--- LISTED ENTRIES Enclosed Below ---
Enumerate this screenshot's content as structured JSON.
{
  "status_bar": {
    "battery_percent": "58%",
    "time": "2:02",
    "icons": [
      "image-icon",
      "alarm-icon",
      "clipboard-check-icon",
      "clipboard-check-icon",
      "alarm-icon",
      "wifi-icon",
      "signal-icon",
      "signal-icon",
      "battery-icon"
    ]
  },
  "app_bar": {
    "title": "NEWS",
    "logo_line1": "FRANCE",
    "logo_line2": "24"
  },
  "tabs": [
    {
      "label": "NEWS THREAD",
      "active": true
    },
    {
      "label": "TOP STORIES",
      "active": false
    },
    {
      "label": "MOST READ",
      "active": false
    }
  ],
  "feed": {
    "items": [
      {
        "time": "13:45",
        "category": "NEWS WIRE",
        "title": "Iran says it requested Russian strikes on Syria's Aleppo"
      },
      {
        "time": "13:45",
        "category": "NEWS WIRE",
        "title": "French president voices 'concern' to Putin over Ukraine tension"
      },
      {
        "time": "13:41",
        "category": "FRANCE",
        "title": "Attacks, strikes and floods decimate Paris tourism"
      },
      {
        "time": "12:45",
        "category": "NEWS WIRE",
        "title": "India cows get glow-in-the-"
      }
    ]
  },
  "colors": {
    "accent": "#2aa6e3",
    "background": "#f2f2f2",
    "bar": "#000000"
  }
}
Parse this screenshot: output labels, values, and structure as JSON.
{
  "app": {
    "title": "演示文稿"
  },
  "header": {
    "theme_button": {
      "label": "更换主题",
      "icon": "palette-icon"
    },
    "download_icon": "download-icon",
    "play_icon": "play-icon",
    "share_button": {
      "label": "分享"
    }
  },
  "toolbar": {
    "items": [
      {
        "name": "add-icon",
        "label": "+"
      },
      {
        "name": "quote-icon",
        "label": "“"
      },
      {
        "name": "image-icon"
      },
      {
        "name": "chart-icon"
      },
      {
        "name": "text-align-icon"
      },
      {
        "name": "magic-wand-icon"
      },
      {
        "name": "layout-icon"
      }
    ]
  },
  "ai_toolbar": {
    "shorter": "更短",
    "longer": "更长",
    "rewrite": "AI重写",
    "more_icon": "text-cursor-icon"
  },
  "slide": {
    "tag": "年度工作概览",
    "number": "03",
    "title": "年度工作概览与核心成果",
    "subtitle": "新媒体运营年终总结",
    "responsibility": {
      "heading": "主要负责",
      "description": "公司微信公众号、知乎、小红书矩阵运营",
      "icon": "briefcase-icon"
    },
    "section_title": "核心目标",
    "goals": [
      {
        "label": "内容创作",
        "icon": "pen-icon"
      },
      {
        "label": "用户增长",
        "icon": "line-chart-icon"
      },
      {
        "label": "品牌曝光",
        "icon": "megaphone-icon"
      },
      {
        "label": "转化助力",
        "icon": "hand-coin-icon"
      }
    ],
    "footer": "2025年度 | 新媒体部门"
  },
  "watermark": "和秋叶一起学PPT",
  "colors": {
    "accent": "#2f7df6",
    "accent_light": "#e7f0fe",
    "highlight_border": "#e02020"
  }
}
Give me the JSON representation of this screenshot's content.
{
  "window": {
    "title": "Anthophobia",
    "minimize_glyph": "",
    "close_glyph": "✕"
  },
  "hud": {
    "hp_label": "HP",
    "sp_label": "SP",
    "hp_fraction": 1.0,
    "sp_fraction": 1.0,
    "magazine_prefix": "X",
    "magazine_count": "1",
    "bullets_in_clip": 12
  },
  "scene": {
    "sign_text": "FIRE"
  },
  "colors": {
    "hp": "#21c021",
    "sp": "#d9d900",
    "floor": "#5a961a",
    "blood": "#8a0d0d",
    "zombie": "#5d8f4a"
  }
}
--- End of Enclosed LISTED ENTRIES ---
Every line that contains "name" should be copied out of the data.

        "name": "add-icon",
        "name": "quote-icon",
        "name": "image-icon"
        "name": "chart-icon"
        "name": "text-align-icon"
        "name": "magic-wand-icon"
        "name": "layout-icon"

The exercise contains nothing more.